_PROMPT_
Every record shown below is to be output exactly.

_DATA FOR REVIEW_
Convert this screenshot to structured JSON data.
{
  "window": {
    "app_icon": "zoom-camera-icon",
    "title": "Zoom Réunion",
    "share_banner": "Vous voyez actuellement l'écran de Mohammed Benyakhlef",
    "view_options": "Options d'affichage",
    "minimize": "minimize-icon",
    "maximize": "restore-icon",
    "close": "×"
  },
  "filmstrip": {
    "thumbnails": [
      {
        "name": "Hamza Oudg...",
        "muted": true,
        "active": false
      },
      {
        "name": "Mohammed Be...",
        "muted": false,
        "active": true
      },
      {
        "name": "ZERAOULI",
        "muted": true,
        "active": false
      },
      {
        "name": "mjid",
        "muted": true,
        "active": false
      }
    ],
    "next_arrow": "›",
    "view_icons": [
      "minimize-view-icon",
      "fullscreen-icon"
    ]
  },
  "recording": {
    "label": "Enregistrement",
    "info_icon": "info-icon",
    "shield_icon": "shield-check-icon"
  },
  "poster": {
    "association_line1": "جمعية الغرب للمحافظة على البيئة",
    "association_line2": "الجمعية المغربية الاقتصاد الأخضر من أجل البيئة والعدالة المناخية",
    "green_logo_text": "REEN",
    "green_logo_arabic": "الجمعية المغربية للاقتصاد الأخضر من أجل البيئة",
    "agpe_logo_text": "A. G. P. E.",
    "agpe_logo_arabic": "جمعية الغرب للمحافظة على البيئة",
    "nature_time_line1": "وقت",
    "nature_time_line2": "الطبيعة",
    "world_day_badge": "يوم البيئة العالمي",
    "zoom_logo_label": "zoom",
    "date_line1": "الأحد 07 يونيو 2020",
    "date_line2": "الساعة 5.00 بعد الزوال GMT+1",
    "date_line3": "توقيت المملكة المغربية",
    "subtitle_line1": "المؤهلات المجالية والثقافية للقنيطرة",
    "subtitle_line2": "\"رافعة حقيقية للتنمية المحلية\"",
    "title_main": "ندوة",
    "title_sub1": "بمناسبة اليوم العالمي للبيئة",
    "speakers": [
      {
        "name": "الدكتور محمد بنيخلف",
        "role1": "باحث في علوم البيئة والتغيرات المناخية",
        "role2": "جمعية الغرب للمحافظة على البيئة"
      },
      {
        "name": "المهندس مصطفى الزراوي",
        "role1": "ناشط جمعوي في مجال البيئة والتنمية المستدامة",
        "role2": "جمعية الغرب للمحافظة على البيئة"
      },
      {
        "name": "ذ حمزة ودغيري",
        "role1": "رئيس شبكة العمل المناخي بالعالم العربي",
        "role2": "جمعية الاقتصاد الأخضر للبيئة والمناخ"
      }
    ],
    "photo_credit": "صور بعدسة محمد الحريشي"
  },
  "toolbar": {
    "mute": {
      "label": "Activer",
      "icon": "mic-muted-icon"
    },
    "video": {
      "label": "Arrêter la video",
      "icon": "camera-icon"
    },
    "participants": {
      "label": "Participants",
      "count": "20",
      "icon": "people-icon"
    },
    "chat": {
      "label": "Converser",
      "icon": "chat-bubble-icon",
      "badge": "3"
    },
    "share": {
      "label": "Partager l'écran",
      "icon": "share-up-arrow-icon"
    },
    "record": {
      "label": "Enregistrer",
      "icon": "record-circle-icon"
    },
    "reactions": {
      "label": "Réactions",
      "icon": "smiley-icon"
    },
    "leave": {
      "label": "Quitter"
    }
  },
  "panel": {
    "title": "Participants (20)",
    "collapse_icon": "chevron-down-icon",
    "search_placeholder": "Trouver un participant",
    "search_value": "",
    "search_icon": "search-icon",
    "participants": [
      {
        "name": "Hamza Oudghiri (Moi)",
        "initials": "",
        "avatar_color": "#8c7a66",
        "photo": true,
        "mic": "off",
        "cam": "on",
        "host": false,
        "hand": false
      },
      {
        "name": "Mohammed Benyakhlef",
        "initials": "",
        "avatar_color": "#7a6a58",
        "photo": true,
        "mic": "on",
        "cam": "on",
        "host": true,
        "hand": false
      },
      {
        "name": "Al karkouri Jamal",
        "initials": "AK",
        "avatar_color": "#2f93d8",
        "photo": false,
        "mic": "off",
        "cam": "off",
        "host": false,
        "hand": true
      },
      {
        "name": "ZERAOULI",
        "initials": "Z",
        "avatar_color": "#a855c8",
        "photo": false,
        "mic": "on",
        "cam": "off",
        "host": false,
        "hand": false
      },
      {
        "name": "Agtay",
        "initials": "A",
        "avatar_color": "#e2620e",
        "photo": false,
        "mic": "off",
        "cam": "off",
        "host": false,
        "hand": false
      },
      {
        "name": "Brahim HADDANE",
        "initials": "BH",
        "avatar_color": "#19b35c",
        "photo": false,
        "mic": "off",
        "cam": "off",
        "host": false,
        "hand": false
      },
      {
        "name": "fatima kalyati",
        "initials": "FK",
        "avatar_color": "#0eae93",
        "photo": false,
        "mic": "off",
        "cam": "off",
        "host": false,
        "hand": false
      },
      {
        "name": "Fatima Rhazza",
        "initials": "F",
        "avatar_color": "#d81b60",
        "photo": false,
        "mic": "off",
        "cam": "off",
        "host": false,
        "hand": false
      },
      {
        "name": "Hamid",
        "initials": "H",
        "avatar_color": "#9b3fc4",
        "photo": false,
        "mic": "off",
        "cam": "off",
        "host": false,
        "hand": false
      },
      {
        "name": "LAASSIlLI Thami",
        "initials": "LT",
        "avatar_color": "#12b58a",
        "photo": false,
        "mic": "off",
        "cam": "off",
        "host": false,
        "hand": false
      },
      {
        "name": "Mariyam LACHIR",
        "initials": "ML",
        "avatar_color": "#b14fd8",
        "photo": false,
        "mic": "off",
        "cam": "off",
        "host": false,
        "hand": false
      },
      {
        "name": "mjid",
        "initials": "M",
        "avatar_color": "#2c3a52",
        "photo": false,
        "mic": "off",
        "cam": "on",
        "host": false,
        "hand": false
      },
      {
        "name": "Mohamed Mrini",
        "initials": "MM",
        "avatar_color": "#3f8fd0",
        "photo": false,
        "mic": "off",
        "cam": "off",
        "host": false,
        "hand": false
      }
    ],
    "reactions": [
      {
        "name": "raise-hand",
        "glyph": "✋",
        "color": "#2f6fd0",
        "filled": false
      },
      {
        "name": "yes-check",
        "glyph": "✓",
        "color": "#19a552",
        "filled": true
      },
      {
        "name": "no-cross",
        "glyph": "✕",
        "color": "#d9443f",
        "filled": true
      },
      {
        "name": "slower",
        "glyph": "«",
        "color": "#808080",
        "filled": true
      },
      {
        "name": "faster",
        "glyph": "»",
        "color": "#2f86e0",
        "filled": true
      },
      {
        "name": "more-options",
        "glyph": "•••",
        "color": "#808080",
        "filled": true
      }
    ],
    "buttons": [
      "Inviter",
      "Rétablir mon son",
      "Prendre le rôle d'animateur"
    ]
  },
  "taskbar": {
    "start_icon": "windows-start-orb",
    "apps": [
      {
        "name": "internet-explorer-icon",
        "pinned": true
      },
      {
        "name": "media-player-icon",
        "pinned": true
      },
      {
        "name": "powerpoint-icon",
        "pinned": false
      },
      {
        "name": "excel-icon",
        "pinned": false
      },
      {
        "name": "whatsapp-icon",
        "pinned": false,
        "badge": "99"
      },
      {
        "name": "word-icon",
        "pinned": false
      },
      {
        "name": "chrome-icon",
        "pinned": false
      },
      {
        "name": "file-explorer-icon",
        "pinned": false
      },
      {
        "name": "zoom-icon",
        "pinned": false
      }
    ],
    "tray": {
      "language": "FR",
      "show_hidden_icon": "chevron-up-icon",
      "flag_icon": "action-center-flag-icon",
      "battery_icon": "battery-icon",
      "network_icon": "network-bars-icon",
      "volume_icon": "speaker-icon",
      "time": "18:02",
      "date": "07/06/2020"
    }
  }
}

_RESULT_
Convert this screenshot to structured JSON data.
{
  "window": {
    "app_icon": "zoom-camera-icon",
    "title": "Zoom Réunion",
    "share_banner": "Vous voyez actuellement l'écran de Mohammed Benyakhlef",
    "view_options": "Options d'affichage",
    "minimize": "minimize-icon",
    "maximize": "restore-icon",
    "close": "×"
  },
  "filmstrip": {
    "thumbnails": [
      {
        "name": "Hamza Oudg...",
        "muted": true,
        "active": false
      },
      {
        "name": "Mohammed Be...",
        "muted": false,
        "active": true
      },
      {
        "name": "ZERAOULI",
        "muted": true,
        "active": false
      },
      {
        "name": "mjid",
        "muted": true,
        "active": false
      }
    ],
    "next_arrow": "›",
    "view_icons": [
      "minimize-view-icon",
      "fullscreen-icon"
    ]
  },
  "recording": {
    "label": "Enregistrement",
    "info_icon": "info-icon",
    "shield_icon": "shield-check-icon"
  },
  "poster": {
    "association_line1": "جمعية الغرب للمحافظة على البيئة",
    "association_line2": "الجمعية المغربية الاقتصاد الأخضر من أجل البيئة والعدالة المناخية",
    "green_logo_text": "REEN",
    "green_logo_arabic": "الجمعية المغربية للاقتصاد الأخضر من أجل البيئة",
    "agpe_logo_text": "A. G. P. E.",
    "agpe_logo_arabic": "جمعية الغرب للمحافظة على البيئة",
    "nature_time_line1": "وقت",
    "nature_time_line2": "الطبيعة",
    "world_day_badge": "يوم البيئة العالمي",
    "zoom_logo_label": "zoom",
    "date_line1": "الأحد 07 يونيو 2020",
    "date_line2": "الساعة 5.00 بعد الزوال GMT+1",
    "date_line3": "توقيت المملكة المغربية",
    "subtitle_line1": "المؤهلات المجالية والثقافية للقنيطرة",
    "subtitle_line2": "\"رافعة حقيقية للتنمية المحلية\"",
    "title_main": "ندوة",
    "title_sub1": "بمناسبة اليوم العالمي للبيئة",
    "speakers": [
      {
        "name": "الدكتور محمد بنيخلف",
        "role1": "باحث في علوم البيئة والتغيرات المناخية",
        "role2": "جمعية الغرب للمحافظة على البيئة"
      },
      {
        "name": "المهندس مصطفى الزراوي",
        "role1": "ناشط جمعوي في مجال البيئة والتنمية المستدامة",
        "role2": "جمعية الغرب للمحافظة على البيئة"
      },
      {
        "name": "ذ حمزة ودغيري",
        "role1": "رئيس شبكة العمل المناخي بالعالم العربي",
        "role2": "جمعية الاقتصاد الأخضر للبيئة والمناخ"
      }
    ],
    "photo_credit": "صور بعدسة محمد الحريشي"
  },
  "toolbar": {
    "mute": {
      "label": "Activer",
      "icon": "mic-muted-icon"
    },
    "video": {
      "label": "Arrêter la video",
      "icon": "camera-icon"
    },
    "participants": {
      "label": "Participants",
      "count": "20",
      "icon": "people-icon"
    },
    "chat": {
      "label": "Converser",
      "icon": "chat-bubble-icon",
      "badge": "3"
    },
    "share": {
      "label": "Partager l'écran",
      "icon": "share-up-arrow-icon"
    },
    "record": {
      "label": "Enregistrer",
      "icon": "record-circle-icon"
    },
    "reactions": {
      "label": "Réactions",
      "icon": "smiley-icon"
    },
    "leave": {
      "label": "Quitter"
    }
  },
  "panel": {
    "title": "Participants (20)",
    "collapse_icon": "chevron-down-icon",
    "search_placeholder": "Trouver un participant",
    "search_value": "",
    "search_icon": "search-icon",
    "participants": [
      {
        "name": "Hamza Oudghiri (Moi)",
        "initials": "",
        "avatar_color": "#8c7a66",
        "photo": true,
        "mic": "off",
        "cam": "on",
        "host": false,
        "hand": false
      },
      {
        "name": "Mohammed Benyakhlef",
        "initials": "",
        "avatar_color": "#7a6a58",
        "photo": true,
        "mic": "on",
        "cam": "on",
        "host": true,
        "hand": false
      },
      {
        "name": "Al karkouri Jamal",
        "initials": "AK",
        "avatar_color": "#2f93d8",
        "photo": false,
        "mic": "off",
        "cam": "off",
        "host": false,
        "hand": true
      },
      {
        "name": "ZERAOULI",
        "initials": "Z",
        "avatar_color": "#a855c8",
        "photo": false,
        "mic": "on",
        "cam": "off",
        "host": false,
        "hand": false
      },
      {
        "name": "Agtay",
        "initials": "A",
        "avatar_color": "#e2620e",
        "photo": false,
        "mic": "off",
        "cam": "off",
        "host": false,
        "hand": false
      },
      {
        "name": "Brahim HADDANE",
        "initials": "BH",
        "avatar_color": "#19b35c",
        "photo": false,
        "mic": "off",
        "cam": "off",
        "host": false,
        "hand": false
      },
      {
        "name": "fatima kalyati",
        "initials": "FK",
        "avatar_color": "#0eae93",
        "photo": false,
        "mic": "off",
        "cam": "off",
        "host": false,
        "hand": false
      },
      {
        "name": "Fatima Rhazza",
        "initials": "F",
        "avatar_color": "#d81b60",
        "photo": false,
        "mic": "off",
        "cam": "off",
        "host": false,
        "hand": false
      },
      {
        "name": "Hamid",
        "initials": "H",
        "avatar_color": "#9b3fc4",
        "photo": false,
        "mic": "off",
        "cam": "off",
        "host": false,
        "hand": false
      },
      {
        "name": "LAASSIlLI Thami",
        "initials": "LT",
        "avatar_color": "#12b58a",
        "photo": false,
        "mic": "off",
        "cam": "off",
        "host": false,
        "hand": false
      },
      {
        "name": "Mariyam LACHIR",
        "initials": "ML",
        "avatar_color": "#b14fd8",
        "photo": false,
        "mic": "off",
        "cam": "off",
        "host": false,
        "hand": false
      },
      {
        "name": "mjid",
        "initials": "M",
        "avatar_color": "#2c3a52",
        "photo": false,
        "mic": "off",
        "cam": "on",
        "host": false,
        "hand": false
      },
      {
        "name": "Mohamed Mrini",
        "initials": "MM",
        "avatar_color": "#3f8fd0",
        "photo": false,
        "mic": "off",
        "cam": "off",
        "host": false,
        "hand": false
      }
    ],
    "reactions": [
      {
        "name": "raise-hand",
        "glyph": "✋",
        "color": "#2f6fd0",
        "filled": false
      },
      {
        "name": "yes-check",
        "glyph": "✓",
        "color": "#19a552",
        "filled": true
      },
      {
        "name": "no-cross",
        "glyph": "✕",
        "color": "#d9443f",
        "filled": true
      },
      {
        "name": "slower",
        "glyph": "«",
        "color": "#808080",
        "filled": true
      },
      {
        "name": "faster",
        "glyph": "»",
        "color": "#2f86e0",
        "filled": true
      },
      {
        "name": "more-options",
        "glyph": "•••",
        "color": "#808080",
        "filled": true
      }
    ],
    "buttons": [
      "Inviter",
      "Rétablir mon son",
      "Prendre le rôle d'animateur"
    ]
  },
  "taskbar": {
    "start_icon": "windows-start-orb",
    "apps": [
      {
        "name": "internet-explorer-icon",
        "pinned": true
      },
      {
        "name": "media-player-icon",
        "pinned": true
      },
      {
        "name": "powerpoint-icon",
        "pinned": false
      },
      {
        "name": "excel-icon",
        "pinned": false
      },
      {
        "name": "whatsapp-icon",
        "pinned": false,
        "badge": "99"
      },
      {
        "name": "word-icon",
        "pinned": false
      },
      {
        "name": "chrome-icon",
        "pinned": false
      },
      {
        "name": "file-explorer-icon",
        "pinned": false
      },
      {
        "name": "zoom-icon",
        "pinned": false
      }
    ],
    "tray": {
      "language": "FR",
      "show_hidden_icon": "chevron-up-icon",
      "flag_icon": "action-center-flag-icon",
      "battery_icon": "battery-icon",
      "network_icon": "network-bars-icon",
      "volume_icon": "speaker-icon",
      "time": "18:02",
      "date": "07/06/2020"
    }
  }
}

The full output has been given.